Posted: Apr 14, 2013 6:55 PM MSTUpdated: Apr 15, 2013 8:59 AM MST
LOCUST GROVE, Oklahoma –
A Green Country group plans to be armed and ready in a moment of crisis.
They’re part of a group called “Sweet Shots,” and on Sunday, April 14, 2013, it offered a training course in Locust Grove that was strictly for women.
These 60 Oklahomans share something with women across the nation.
“They are the largest group of new gun owners in America,” chapter leader Kara Gage said.
And they are taking aim at learning the fundamentals of gun ownership.
“We want to make sure that they can use them properly, care for them at home, with safety, safety, safety being the number 1 thing,” Gage said.
Before hitting the Cedar Creek Range, they went through a training course on how to handle a firearm.
Some of them are newbies.
“I’ve been a gun owner now for eight days,” Broken Arrow resident Brittany Dampf said.
Others have a little more experience.
“I’ve only been shooting probably the last couple years.”
And while some of the shooting instructors may be men, you’ll only find women pulling the triggers here.
“It’s a lot more comfortable.
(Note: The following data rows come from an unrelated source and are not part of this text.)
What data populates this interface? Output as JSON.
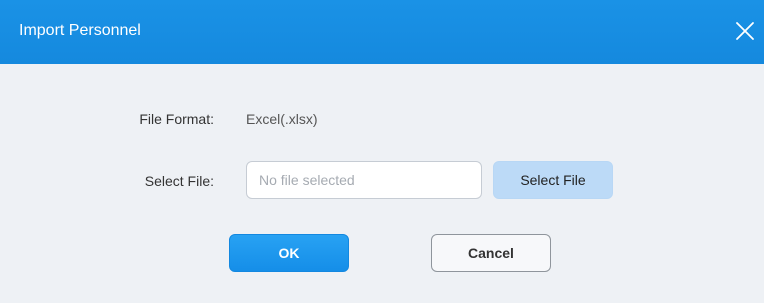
{
  "dialog": {
    "title": "Import Personnel",
    "close_icon": "close-icon",
    "file_format": {
      "label": "File Format:",
      "value": "Excel(.xlsx)"
    },
    "select_file": {
      "label": "Select File:",
      "placeholder": "No file selected",
      "value": "",
      "button_label": "Select File"
    },
    "buttons": {
      "ok_label": "OK",
      "cancel_label": "Cancel"
    }
  },
  "colors": {
    "titlebar": "#1a8fe3",
    "ok_button": "#1c95ec",
    "select_file_button": "#bcdaf7",
    "background": "#eef1f5"
  }
}
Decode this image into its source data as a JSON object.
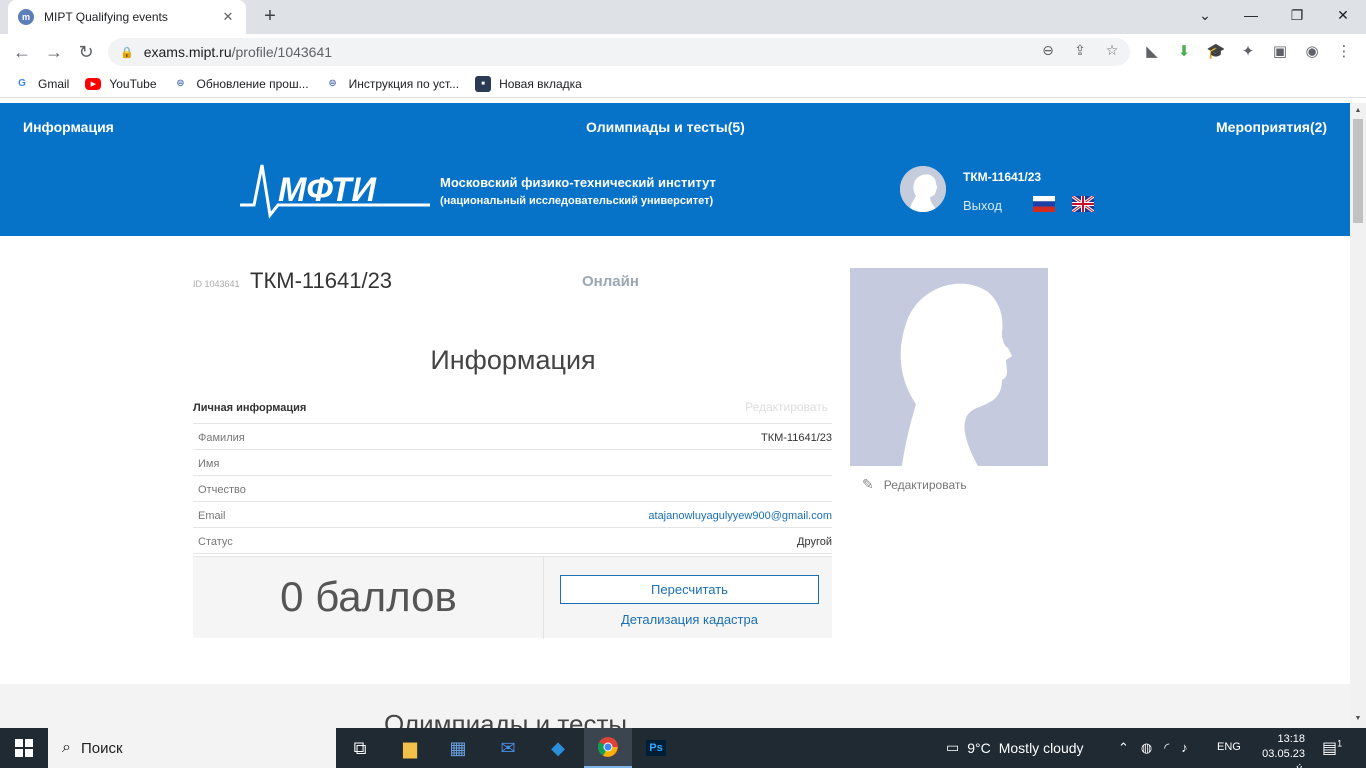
{
  "browser": {
    "tab_title": "MIPT Qualifying events",
    "url_host": "exams.mipt.ru",
    "url_path": "/profile/1043641",
    "bookmarks": [
      {
        "label": "Gmail",
        "icon": "google-icon"
      },
      {
        "label": "YouTube",
        "icon": "youtube-icon"
      },
      {
        "label": "Обновление прош...",
        "icon": "globe-icon"
      },
      {
        "label": "Инструкция по уст...",
        "icon": "globe-icon"
      },
      {
        "label": "Новая вкладка",
        "icon": "tab-icon"
      }
    ]
  },
  "site": {
    "nav": {
      "info": "Информация",
      "olympiads": "Олимпиады и тесты(5)",
      "events": "Мероприятия(2)"
    },
    "logo_text": "МФТИ",
    "institute_name": "Московский физико-технический институт",
    "institute_sub": "(национальный исследовательский университет)",
    "user_login": "ТКМ-11641/23",
    "logout": "Выход"
  },
  "profile": {
    "id_label": "ID 1043641",
    "name": "ТКМ-11641/23",
    "status": "Онлайн",
    "section_title": "Информация",
    "personal_info_label": "Личная информация",
    "edit_label": "Редактировать",
    "fields": [
      {
        "label": "Фамилия",
        "value": "ТКМ-11641/23"
      },
      {
        "label": "Имя",
        "value": ""
      },
      {
        "label": "Отчество",
        "value": ""
      },
      {
        "label": "Email",
        "value": "atajanowluyagulyyew900@gmail.com"
      },
      {
        "label": "Статус",
        "value": "Другой"
      }
    ],
    "score": "0 баллов",
    "recalc_button": "Пересчитать",
    "details_link": "Детализация кадастра",
    "photo_edit": "Редактировать",
    "next_section_title": "Олимпиады и тесты"
  },
  "taskbar": {
    "search_placeholder": "Поиск",
    "weather_temp": "9°C",
    "weather_desc": "Mostly cloudy",
    "language": "ENG",
    "time": "13:18",
    "date": "03.05.23 ý.",
    "notification_count": "1"
  },
  "colors": {
    "header_blue": "#0673c8",
    "link_blue": "#1a6fb5",
    "photo_bg": "#c5cadf"
  }
}
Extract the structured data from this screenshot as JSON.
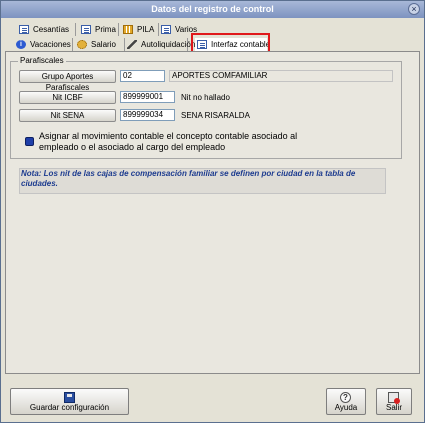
{
  "window": {
    "title": "Datos del registro de control",
    "close_glyph": "×"
  },
  "tabs_row1": [
    {
      "label": "Cesantías",
      "icon": "document-icon"
    },
    {
      "label": "Prima",
      "icon": "document-icon"
    },
    {
      "label": "PILA",
      "icon": "grid-icon"
    },
    {
      "label": "Varios",
      "icon": "document-icon"
    }
  ],
  "tabs_row2": [
    {
      "label": "Vacaciones",
      "icon": "info-circle-icon",
      "glyph": "i"
    },
    {
      "label": "Salario",
      "icon": "gear-icon"
    },
    {
      "label": "Autoliquidación",
      "icon": "pen-icon"
    },
    {
      "label": "Interfaz contable",
      "icon": "document-icon",
      "active": true
    }
  ],
  "group": {
    "label": "Parafiscales",
    "rows": [
      {
        "button": "Grupo Aportes Parafiscales",
        "code": "02",
        "description": "APORTES COMFAMILIAR"
      },
      {
        "button": "Nit ICBF",
        "code": "899999001",
        "description": "Nit no hallado"
      },
      {
        "button": "Nit SENA",
        "code": "899999034",
        "description": "SENA RISARALDA"
      }
    ]
  },
  "option": {
    "text": "Asignar al movimiento contable el concepto contable asociado al empleado o el asociado al cargo del empleado",
    "checked": true
  },
  "note": "Nota: Los nit de las cajas de compensación familiar se definen por ciudad en la tabla de ciudades.",
  "footer": {
    "save": "Guardar configuración",
    "help": "Ayuda",
    "help_glyph": "?",
    "exit": "Salir"
  },
  "colors": {
    "highlight": "#e0181b",
    "note_text": "#1c3b8f",
    "checkbox": "#1e3ea8"
  }
}
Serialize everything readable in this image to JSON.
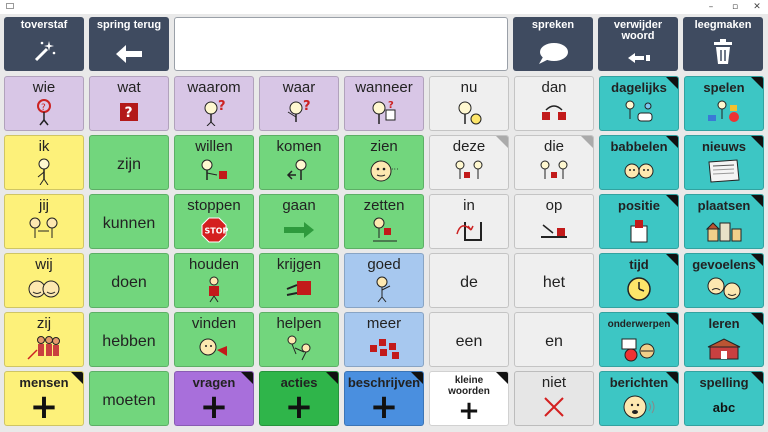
{
  "window": {
    "minimize": "–",
    "maximize": "▫",
    "close": "✕"
  },
  "toolbar": {
    "toverstaf": "toverstaf",
    "spring_terug": "spring terug",
    "spreken": "spreken",
    "verwijder_woord": "verwijder woord",
    "leegmaken": "leegmaken"
  },
  "message_box": {
    "text": ""
  },
  "colors": {
    "toolbar": "#3f4b60",
    "question": "#d8c6e6",
    "pronoun": "#fdf17a",
    "verb": "#72d67d",
    "function_word": "#efefef",
    "topic": "#3dc6c4",
    "adjective": "#a7c8ef"
  },
  "grid": {
    "row1": [
      "wie",
      "wat",
      "waarom",
      "waar",
      "wanneer",
      "nu",
      "dan",
      "dagelijks",
      "spelen"
    ],
    "row2": [
      "ik",
      "zijn",
      "willen",
      "komen",
      "zien",
      "deze",
      "die",
      "babbelen",
      "nieuws"
    ],
    "row3": [
      "jij",
      "kunnen",
      "stoppen",
      "gaan",
      "zetten",
      "in",
      "op",
      "positie",
      "plaatsen"
    ],
    "row4": [
      "wij",
      "doen",
      "houden",
      "krijgen",
      "goed",
      "de",
      "het",
      "tijd",
      "gevoelens"
    ],
    "row5": [
      "zij",
      "hebben",
      "vinden",
      "helpen",
      "meer",
      "een",
      "en",
      "onderwerpen",
      "leren"
    ],
    "row6": [
      "mensen",
      "moeten",
      "vragen",
      "acties",
      "beschrijven",
      "kleine woorden",
      "niet",
      "berichten",
      "spelling"
    ],
    "spelling_icon_text": "abc",
    "stop_sign_text": "STOP"
  }
}
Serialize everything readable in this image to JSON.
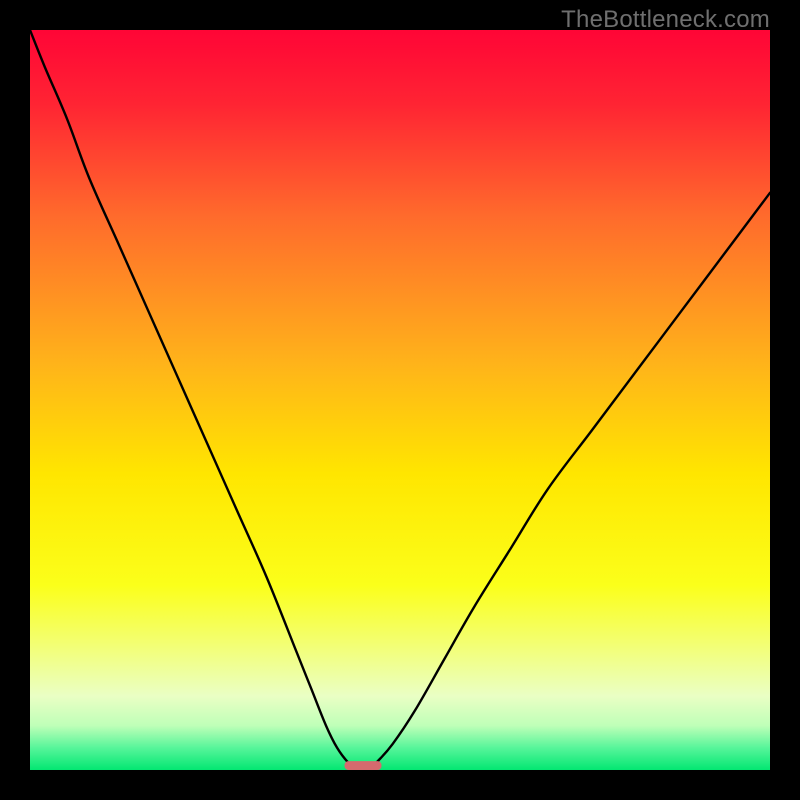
{
  "watermark": "TheBottleneck.com",
  "chart_data": {
    "type": "line",
    "title": "",
    "xlabel": "",
    "ylabel": "",
    "xlim": [
      0,
      100
    ],
    "ylim": [
      0,
      100
    ],
    "gradient_stops": [
      {
        "offset": 0.0,
        "color": "#ff0536"
      },
      {
        "offset": 0.1,
        "color": "#ff2433"
      },
      {
        "offset": 0.25,
        "color": "#ff6a2c"
      },
      {
        "offset": 0.45,
        "color": "#ffb31a"
      },
      {
        "offset": 0.6,
        "color": "#ffe600"
      },
      {
        "offset": 0.75,
        "color": "#fbff1a"
      },
      {
        "offset": 0.83,
        "color": "#f3ff73"
      },
      {
        "offset": 0.9,
        "color": "#eaffc4"
      },
      {
        "offset": 0.94,
        "color": "#bfffb8"
      },
      {
        "offset": 0.97,
        "color": "#57f59a"
      },
      {
        "offset": 1.0,
        "color": "#03e772"
      }
    ],
    "curve": {
      "x": [
        0,
        2,
        5,
        8,
        12,
        16,
        20,
        24,
        28,
        32,
        36,
        38,
        40,
        41.5,
        43,
        44,
        45,
        46,
        47,
        49,
        52,
        56,
        60,
        65,
        70,
        76,
        82,
        88,
        94,
        100
      ],
      "y": [
        100,
        95,
        88,
        80,
        71,
        62,
        53,
        44,
        35,
        26,
        16,
        11,
        6,
        3,
        1,
        0.3,
        0,
        0.3,
        1.2,
        3.5,
        8,
        15,
        22,
        30,
        38,
        46,
        54,
        62,
        70,
        78
      ]
    },
    "marker": {
      "x": 45,
      "width": 5,
      "height": 1.2,
      "color": "#d46a6e"
    }
  }
}
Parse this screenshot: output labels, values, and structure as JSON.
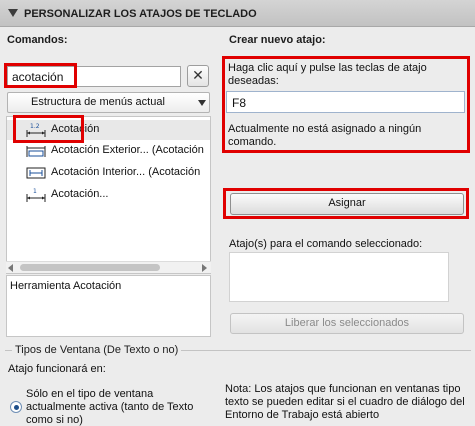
{
  "header": {
    "title": "PERSONALIZAR LOS ATAJOS DE TECLADO"
  },
  "commands": {
    "label": "Comandos:",
    "search_value": "acotación",
    "clear_button": "✕",
    "dropdown_selected": "Estructura de menús actual",
    "items": [
      {
        "label": "Acotación",
        "icon": "linear-dimension-icon",
        "selected": true
      },
      {
        "label": "Acotación Exterior... (Acotación",
        "icon": "exterior-dimension-icon",
        "selected": false
      },
      {
        "label": "Acotación Interior... (Acotación",
        "icon": "interior-dimension-icon",
        "selected": false
      },
      {
        "label": "Acotación...",
        "icon": "dimension-settings-icon",
        "selected": false
      }
    ],
    "description": "Herramienta Acotación"
  },
  "new_shortcut": {
    "label": "Crear nuevo atajo:",
    "hint": "Haga clic aquí y pulse las teclas de atajo deseadas:",
    "key_value": "F8",
    "status": "Actualmente no está asignado a ningún comando.",
    "assign_button": "Asignar",
    "assigned_label": "Atajo(s) para el comando seleccionado:",
    "release_button": "Liberar los seleccionados"
  },
  "window_types": {
    "title": "Tipos de Ventana (De Texto o no)",
    "works_label": "Atajo funcionará en:",
    "radio_label": "Sólo en el tipo de ventana actualmente activa (tanto de Texto como si no)",
    "note": "Nota: Los atajos que funcionan en ventanas tipo texto se pueden editar si el cuadro de diálogo del Entorno de Trabajo está abierto"
  },
  "colors": {
    "highlight": "#e00000",
    "header_bg": "#c8c8c8",
    "panel_bg": "#ececec"
  }
}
It’s a friendly atmosphere,” Dampf said.
For $10 plus the cost of ammunition, this program allows them the ability to try out a variety of handguns.
“The main thing is being able to pull the slide back on a semi-automatic,” Leggett said.
“It’s just like picking out a good pair of shoes, you need to be the one that tries your gun on,” Gage said.
They join more than 50 “well armed woman” chapters across the nation made up of nearly 800 members. There are two chapters in Oklahoma, the one in Locust Grove and another in Oklahoma City.
The women said the group and training empowers them.
“Knowing that I have the knowledge to save my family if need be if there’s ever a crisis,” Dampf said.
Usually a crisis is unpredictable, no matter where you live.
“Even in the nicest neighborhood, somebody can come in your door at 2 in the morning,” Leggett said.
Each woman may have a different view about the gun control debate. However, they don’t talk about it much.
“We try not to be real political about it,” Page said.
But they all understand the importance of respecting the firepower they carry.
“Because they’re aren’t any accidents,” Gage said. “It’s either carelessness or ignorance.”